*Exercise requirements:*
If a line in the records below contains the word "true", copy it.

BEGIN Data provided

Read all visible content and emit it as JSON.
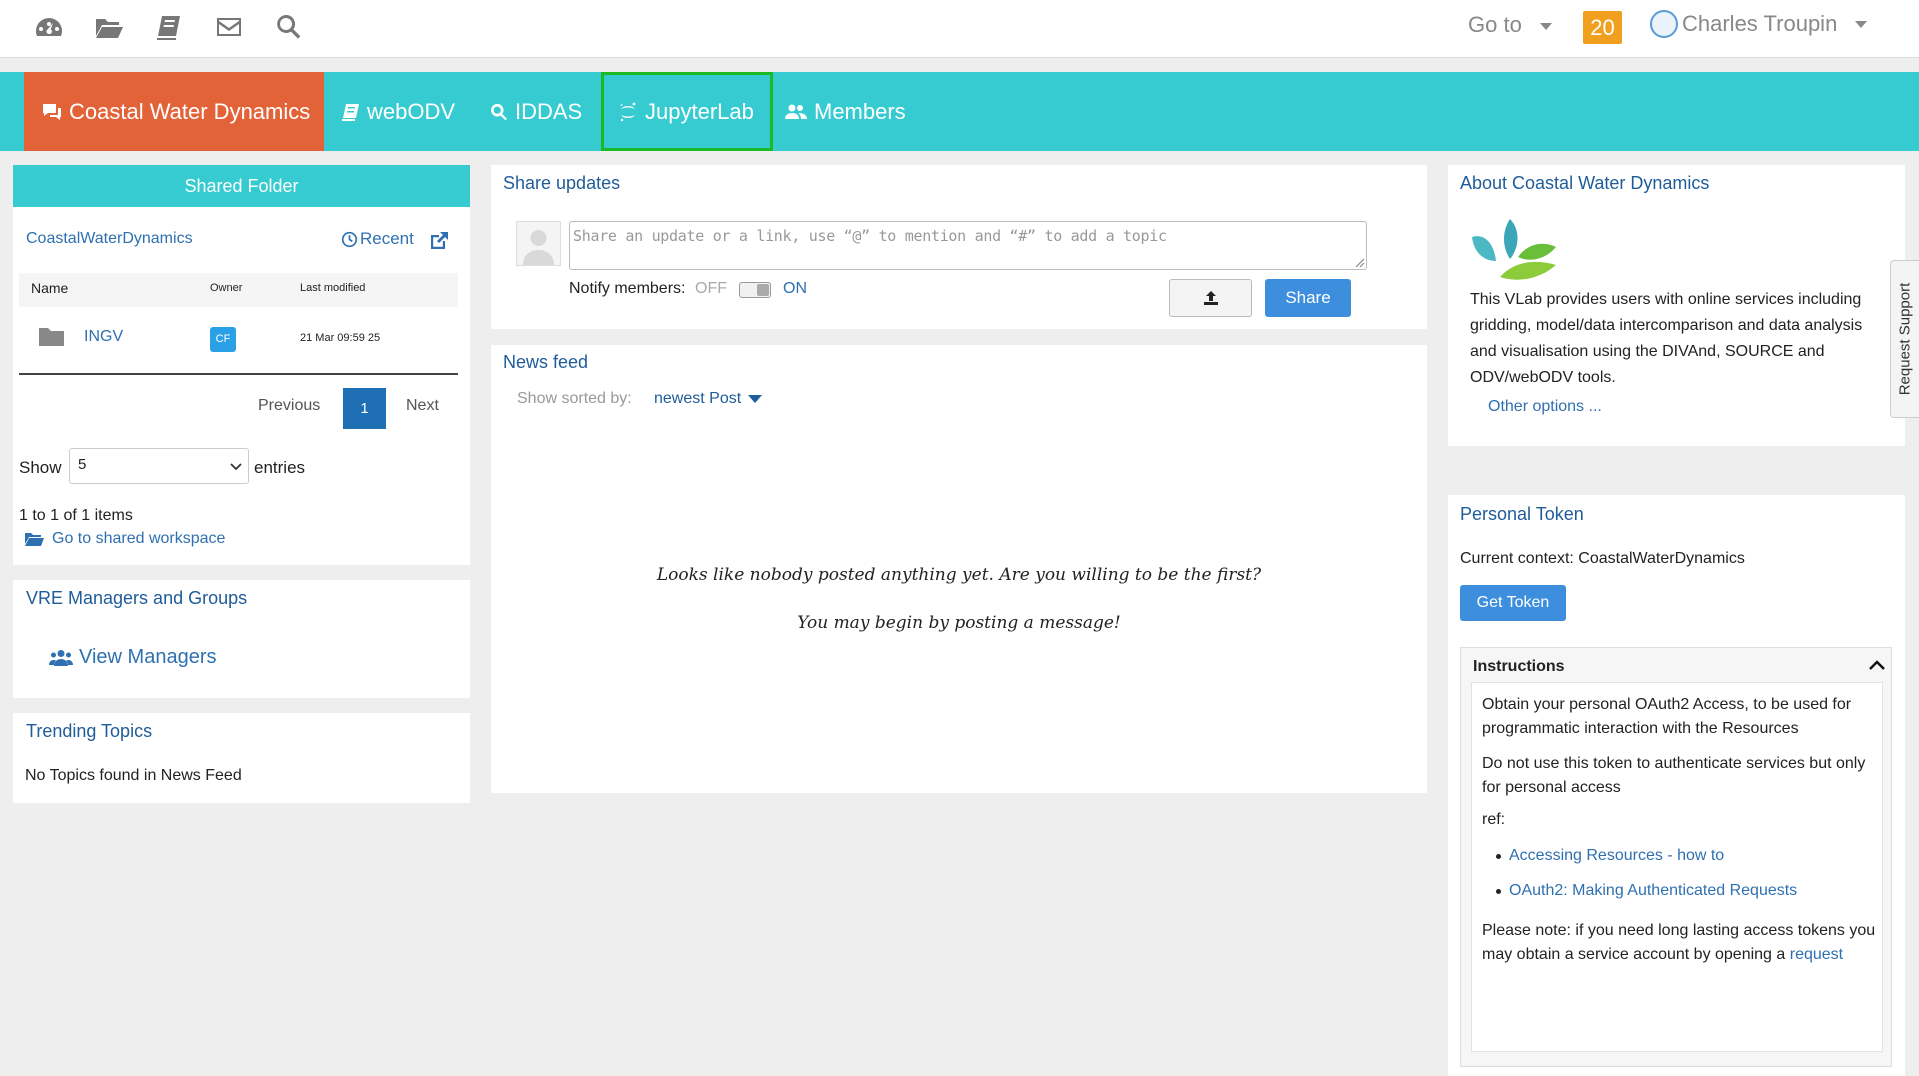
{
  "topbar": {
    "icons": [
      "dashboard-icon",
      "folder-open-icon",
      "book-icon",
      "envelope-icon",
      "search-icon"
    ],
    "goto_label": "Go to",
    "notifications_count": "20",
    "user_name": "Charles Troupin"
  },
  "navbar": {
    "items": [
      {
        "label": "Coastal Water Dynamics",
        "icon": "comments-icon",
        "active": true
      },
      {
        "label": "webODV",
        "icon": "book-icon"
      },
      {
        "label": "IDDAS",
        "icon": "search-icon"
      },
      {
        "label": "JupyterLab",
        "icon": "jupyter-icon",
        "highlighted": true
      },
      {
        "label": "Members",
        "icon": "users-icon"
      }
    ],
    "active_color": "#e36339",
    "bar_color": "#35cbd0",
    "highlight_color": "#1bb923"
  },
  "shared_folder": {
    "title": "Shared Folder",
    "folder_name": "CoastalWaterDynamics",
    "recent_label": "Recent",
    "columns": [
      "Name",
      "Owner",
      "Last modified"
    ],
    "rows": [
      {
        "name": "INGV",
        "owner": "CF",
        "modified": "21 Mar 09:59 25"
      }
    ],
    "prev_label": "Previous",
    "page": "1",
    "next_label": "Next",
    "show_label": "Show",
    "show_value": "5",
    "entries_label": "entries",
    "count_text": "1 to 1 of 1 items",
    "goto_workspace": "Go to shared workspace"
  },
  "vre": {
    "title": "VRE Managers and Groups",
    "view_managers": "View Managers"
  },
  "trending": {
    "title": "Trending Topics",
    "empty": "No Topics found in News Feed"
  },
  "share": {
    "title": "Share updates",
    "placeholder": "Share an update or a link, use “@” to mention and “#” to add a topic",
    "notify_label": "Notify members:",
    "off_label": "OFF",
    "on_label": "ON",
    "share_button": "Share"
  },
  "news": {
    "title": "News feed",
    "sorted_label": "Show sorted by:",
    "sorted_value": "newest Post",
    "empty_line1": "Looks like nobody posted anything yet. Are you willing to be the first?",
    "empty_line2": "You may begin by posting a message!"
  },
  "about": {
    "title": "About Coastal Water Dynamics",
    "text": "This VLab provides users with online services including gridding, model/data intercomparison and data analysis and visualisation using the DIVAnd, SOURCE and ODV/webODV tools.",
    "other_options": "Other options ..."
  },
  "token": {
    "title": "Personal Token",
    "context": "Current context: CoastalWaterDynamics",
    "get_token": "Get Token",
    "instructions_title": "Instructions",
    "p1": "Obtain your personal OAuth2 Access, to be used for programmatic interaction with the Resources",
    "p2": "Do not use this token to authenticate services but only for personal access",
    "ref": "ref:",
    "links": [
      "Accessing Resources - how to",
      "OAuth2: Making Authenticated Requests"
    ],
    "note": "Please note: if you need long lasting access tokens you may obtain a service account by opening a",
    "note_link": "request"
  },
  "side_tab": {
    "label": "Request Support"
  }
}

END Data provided
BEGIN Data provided

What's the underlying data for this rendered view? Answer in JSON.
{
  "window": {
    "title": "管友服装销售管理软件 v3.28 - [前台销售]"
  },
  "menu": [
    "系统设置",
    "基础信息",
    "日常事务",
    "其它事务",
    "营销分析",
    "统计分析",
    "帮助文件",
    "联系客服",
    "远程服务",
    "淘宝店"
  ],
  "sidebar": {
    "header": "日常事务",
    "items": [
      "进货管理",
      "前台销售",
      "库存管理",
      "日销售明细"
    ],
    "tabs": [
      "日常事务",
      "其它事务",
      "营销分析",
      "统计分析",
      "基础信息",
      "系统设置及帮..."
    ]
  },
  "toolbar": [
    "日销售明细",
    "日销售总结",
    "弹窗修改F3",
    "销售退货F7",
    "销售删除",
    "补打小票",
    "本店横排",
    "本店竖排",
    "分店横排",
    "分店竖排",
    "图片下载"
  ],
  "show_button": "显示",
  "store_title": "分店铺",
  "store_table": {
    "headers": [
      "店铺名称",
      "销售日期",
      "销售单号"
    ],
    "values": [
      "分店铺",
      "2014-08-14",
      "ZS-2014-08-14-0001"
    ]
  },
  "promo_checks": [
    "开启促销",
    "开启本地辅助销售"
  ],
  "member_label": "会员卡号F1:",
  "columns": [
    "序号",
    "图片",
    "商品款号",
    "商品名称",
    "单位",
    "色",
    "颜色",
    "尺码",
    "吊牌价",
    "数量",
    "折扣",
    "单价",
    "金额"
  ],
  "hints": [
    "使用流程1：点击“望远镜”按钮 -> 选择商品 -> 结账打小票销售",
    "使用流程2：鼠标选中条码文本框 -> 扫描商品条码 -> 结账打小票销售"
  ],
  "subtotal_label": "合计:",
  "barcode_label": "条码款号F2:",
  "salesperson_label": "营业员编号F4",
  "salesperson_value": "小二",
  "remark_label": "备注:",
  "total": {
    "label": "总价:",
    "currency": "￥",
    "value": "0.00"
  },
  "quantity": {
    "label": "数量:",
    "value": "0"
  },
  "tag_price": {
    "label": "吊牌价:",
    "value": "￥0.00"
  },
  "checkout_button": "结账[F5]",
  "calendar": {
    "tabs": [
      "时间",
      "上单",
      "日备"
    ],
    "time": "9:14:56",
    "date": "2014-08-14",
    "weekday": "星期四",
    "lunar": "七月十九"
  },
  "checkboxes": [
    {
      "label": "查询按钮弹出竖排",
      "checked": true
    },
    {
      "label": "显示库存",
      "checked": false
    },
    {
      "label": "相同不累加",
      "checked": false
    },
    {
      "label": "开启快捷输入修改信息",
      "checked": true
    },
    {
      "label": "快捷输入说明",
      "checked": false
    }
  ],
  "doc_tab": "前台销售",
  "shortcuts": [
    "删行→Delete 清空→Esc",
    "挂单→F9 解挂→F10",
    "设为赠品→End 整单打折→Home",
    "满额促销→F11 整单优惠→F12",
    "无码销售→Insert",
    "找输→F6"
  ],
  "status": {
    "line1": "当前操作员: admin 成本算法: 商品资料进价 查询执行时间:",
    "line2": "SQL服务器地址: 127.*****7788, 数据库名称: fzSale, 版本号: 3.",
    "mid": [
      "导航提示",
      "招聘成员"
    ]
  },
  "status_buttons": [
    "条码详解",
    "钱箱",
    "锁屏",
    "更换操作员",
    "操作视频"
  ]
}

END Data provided

*Problem solution:*
        "active": true
        "highlighted": true
      "checked": true
      "checked": true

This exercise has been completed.